### What is needed
State how many lines of the data below hold the string "screenshot", giving nothing but the number.

Dataset rows for apps and sites:
========
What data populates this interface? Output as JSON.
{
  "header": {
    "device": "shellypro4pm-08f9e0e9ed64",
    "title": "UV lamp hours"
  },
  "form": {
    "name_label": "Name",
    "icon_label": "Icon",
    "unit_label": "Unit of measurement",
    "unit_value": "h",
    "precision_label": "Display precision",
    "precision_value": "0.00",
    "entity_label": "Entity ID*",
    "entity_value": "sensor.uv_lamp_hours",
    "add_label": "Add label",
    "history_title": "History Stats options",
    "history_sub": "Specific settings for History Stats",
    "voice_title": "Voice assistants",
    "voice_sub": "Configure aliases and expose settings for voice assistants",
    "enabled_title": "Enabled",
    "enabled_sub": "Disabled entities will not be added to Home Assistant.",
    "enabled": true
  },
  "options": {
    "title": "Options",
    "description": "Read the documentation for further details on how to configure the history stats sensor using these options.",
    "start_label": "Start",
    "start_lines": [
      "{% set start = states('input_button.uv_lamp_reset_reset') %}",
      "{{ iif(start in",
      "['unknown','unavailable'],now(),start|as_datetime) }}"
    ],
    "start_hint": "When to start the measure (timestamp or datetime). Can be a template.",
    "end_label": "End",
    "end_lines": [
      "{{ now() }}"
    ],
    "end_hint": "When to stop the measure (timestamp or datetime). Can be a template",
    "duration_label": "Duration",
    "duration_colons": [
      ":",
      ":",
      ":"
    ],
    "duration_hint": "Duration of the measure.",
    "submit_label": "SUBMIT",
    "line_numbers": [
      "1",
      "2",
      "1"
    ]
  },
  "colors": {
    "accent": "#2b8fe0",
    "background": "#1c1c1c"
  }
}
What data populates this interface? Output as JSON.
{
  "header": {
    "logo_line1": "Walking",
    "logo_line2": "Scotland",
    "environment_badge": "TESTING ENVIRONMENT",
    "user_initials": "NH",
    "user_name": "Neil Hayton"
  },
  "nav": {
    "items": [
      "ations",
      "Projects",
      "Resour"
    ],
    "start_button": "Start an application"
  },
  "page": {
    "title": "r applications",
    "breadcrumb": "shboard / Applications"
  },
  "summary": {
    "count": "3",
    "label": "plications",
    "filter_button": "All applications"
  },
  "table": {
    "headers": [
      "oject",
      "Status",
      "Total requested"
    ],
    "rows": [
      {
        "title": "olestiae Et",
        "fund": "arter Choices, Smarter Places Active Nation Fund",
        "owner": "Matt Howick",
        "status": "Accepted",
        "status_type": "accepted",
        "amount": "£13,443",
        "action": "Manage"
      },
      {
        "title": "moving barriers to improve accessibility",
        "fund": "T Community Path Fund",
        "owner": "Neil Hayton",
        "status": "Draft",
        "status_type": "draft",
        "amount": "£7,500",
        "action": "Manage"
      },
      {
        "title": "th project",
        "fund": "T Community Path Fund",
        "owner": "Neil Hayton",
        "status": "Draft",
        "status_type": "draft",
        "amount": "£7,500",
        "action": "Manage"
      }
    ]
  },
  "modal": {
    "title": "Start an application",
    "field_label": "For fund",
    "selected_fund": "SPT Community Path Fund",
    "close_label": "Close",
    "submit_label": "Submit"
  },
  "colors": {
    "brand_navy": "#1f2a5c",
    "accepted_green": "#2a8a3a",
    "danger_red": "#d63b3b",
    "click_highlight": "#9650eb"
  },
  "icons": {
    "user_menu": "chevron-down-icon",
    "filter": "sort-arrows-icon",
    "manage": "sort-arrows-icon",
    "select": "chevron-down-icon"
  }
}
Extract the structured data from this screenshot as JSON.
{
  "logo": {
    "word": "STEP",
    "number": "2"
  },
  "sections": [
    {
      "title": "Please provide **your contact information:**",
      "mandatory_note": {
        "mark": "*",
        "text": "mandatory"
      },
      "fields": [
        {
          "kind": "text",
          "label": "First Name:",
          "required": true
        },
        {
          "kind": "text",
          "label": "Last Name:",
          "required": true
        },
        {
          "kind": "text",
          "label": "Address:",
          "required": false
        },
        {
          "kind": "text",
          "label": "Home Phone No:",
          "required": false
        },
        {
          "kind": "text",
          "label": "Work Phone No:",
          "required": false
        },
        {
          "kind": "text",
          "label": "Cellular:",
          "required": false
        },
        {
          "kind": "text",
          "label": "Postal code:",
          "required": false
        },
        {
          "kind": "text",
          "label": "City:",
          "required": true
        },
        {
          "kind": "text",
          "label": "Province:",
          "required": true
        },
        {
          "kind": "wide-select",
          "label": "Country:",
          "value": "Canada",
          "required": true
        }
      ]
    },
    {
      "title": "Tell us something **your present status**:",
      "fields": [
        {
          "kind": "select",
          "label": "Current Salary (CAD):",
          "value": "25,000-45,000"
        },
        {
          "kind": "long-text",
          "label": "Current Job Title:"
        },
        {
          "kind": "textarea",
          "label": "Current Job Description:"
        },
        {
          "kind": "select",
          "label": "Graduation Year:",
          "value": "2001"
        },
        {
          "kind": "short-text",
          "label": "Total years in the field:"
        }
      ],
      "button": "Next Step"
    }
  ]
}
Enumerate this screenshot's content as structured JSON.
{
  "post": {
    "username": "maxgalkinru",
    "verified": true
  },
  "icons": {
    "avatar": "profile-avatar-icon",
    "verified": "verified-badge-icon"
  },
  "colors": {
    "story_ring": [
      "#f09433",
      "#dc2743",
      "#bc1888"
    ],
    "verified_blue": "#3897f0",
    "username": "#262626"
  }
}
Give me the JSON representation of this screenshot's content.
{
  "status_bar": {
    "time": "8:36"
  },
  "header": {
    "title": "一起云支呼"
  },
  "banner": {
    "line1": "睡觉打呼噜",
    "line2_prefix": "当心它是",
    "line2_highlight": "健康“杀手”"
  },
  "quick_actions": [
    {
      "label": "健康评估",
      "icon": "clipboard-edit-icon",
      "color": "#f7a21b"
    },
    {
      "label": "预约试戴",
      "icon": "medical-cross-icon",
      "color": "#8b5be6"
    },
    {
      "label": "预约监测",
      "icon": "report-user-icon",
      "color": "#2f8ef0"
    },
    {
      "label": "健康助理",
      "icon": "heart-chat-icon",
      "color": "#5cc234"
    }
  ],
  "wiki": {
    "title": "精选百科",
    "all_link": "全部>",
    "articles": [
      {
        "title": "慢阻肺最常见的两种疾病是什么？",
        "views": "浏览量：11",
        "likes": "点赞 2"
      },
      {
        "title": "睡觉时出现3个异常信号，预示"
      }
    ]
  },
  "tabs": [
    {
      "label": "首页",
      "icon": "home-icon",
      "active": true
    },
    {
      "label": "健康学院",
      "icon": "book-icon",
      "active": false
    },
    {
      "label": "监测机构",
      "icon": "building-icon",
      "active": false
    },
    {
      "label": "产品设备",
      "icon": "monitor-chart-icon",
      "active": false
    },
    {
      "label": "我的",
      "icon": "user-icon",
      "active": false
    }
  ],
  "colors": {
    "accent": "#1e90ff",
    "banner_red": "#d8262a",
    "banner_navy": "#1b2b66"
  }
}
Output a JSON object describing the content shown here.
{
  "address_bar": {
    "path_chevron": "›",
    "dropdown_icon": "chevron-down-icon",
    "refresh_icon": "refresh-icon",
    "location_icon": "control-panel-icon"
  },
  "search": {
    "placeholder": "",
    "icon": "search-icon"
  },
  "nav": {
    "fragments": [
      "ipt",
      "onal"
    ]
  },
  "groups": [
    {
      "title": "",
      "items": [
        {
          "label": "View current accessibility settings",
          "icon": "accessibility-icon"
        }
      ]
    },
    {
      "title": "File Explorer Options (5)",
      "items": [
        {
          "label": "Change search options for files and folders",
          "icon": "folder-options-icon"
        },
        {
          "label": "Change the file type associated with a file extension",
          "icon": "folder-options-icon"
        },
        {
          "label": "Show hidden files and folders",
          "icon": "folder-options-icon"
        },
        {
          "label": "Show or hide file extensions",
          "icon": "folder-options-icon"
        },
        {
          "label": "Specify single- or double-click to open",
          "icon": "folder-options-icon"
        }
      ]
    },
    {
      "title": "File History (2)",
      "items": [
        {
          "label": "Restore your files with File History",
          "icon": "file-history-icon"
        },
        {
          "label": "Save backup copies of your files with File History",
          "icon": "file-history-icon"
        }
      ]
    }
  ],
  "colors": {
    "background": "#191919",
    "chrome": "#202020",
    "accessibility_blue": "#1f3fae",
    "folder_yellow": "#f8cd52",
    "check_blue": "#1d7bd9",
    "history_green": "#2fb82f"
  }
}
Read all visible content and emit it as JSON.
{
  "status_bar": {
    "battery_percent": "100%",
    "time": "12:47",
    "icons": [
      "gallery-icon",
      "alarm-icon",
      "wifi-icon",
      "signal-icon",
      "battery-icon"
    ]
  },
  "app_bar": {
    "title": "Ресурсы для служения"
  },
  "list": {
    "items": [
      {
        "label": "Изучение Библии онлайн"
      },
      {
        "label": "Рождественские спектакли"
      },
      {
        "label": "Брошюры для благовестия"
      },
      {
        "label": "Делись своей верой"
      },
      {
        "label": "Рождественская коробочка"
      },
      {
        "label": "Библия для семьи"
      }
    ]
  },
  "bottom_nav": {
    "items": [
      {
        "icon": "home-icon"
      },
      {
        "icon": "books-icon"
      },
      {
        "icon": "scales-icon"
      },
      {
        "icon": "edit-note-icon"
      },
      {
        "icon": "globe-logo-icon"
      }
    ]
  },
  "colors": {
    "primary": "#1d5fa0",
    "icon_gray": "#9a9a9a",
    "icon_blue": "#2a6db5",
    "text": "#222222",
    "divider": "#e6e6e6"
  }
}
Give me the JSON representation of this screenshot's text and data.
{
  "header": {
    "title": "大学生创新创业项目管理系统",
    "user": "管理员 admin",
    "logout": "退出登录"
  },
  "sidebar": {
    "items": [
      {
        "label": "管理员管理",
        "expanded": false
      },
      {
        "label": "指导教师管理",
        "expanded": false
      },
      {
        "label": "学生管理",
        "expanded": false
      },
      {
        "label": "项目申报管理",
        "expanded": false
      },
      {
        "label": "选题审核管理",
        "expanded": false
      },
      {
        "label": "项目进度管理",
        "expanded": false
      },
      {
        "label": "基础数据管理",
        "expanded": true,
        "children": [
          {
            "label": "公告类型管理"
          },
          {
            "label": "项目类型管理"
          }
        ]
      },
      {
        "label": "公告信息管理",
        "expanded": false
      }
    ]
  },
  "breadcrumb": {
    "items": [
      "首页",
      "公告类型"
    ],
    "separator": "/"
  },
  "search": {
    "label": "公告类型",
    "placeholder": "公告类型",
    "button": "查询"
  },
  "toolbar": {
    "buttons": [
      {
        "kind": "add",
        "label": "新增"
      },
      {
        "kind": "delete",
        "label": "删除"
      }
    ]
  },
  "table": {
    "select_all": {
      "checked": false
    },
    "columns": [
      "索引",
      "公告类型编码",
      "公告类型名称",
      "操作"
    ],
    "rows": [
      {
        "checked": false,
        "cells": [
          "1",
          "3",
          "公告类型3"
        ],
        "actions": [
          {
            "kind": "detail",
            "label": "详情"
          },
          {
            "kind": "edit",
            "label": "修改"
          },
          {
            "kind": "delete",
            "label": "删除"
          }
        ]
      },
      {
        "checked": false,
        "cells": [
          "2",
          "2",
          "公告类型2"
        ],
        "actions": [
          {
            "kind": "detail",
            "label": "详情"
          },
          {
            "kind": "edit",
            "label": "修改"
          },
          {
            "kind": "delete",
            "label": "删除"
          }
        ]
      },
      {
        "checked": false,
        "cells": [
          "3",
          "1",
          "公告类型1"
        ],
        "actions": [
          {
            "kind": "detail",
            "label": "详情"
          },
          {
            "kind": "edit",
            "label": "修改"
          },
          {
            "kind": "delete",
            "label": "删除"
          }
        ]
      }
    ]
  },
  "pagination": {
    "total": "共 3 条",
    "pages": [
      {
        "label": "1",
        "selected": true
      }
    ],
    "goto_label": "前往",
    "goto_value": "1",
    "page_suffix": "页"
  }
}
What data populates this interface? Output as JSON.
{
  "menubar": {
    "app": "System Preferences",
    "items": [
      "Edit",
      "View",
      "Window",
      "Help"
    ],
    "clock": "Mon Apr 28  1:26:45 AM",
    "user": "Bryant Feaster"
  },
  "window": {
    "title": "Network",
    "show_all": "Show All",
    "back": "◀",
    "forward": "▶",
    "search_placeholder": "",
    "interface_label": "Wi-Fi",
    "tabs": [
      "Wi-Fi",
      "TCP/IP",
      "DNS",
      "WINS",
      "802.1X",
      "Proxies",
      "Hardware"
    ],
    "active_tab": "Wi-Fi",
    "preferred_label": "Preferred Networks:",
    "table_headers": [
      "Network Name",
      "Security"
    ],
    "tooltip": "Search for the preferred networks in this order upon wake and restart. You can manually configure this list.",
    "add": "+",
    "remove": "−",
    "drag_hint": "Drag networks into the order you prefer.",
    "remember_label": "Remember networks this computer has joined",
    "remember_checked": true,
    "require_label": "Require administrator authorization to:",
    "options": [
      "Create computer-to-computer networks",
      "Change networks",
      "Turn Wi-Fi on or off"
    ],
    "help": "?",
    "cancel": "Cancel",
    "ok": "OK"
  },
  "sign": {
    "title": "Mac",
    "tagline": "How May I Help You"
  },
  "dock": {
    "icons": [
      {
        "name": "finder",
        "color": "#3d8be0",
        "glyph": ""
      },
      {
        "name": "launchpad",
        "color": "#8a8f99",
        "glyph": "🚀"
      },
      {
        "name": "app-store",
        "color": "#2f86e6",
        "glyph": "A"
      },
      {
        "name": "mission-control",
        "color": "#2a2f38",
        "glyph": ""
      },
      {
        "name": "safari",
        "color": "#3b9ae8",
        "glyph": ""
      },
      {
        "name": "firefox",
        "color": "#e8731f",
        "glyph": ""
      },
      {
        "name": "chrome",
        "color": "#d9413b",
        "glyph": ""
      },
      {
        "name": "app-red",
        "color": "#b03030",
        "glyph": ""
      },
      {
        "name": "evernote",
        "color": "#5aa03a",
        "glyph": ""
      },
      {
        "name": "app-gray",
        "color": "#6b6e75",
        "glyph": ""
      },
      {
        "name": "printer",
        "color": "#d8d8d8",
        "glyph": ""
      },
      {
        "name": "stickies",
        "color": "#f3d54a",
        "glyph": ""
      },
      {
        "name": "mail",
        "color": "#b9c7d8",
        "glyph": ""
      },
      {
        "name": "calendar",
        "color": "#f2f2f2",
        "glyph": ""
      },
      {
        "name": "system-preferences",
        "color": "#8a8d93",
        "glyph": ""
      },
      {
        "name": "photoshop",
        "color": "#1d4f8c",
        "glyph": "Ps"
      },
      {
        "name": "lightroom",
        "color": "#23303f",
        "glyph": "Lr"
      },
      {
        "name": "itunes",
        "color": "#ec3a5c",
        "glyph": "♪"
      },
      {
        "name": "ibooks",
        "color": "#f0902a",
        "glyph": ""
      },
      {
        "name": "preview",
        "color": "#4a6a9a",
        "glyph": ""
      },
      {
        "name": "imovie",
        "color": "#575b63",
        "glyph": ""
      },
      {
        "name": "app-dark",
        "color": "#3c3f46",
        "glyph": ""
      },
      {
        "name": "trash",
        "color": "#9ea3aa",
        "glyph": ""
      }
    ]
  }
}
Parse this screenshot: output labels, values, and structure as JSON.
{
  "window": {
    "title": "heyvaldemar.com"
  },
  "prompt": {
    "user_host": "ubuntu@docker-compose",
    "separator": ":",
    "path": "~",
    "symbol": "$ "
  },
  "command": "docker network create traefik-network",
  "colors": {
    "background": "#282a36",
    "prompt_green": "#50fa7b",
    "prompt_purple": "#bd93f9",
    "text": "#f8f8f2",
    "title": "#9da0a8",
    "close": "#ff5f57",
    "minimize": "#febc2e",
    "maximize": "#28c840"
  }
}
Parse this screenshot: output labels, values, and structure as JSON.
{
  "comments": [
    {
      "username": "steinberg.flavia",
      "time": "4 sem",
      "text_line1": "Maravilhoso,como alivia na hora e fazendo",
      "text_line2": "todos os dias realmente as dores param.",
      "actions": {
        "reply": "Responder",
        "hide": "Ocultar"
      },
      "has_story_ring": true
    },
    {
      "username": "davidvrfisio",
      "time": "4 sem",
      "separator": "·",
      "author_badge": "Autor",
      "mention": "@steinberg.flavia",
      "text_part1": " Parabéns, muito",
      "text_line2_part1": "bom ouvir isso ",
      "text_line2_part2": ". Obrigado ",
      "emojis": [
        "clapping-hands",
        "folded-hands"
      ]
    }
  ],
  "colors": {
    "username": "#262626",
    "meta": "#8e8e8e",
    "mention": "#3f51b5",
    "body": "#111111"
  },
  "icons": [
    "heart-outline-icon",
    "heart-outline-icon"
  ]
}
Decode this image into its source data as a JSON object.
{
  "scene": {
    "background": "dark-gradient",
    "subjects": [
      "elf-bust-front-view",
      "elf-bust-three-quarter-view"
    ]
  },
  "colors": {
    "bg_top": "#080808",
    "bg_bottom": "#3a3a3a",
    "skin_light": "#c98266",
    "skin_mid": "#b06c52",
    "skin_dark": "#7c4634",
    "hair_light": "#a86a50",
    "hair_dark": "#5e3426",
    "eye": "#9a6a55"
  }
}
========
### Exercise result
6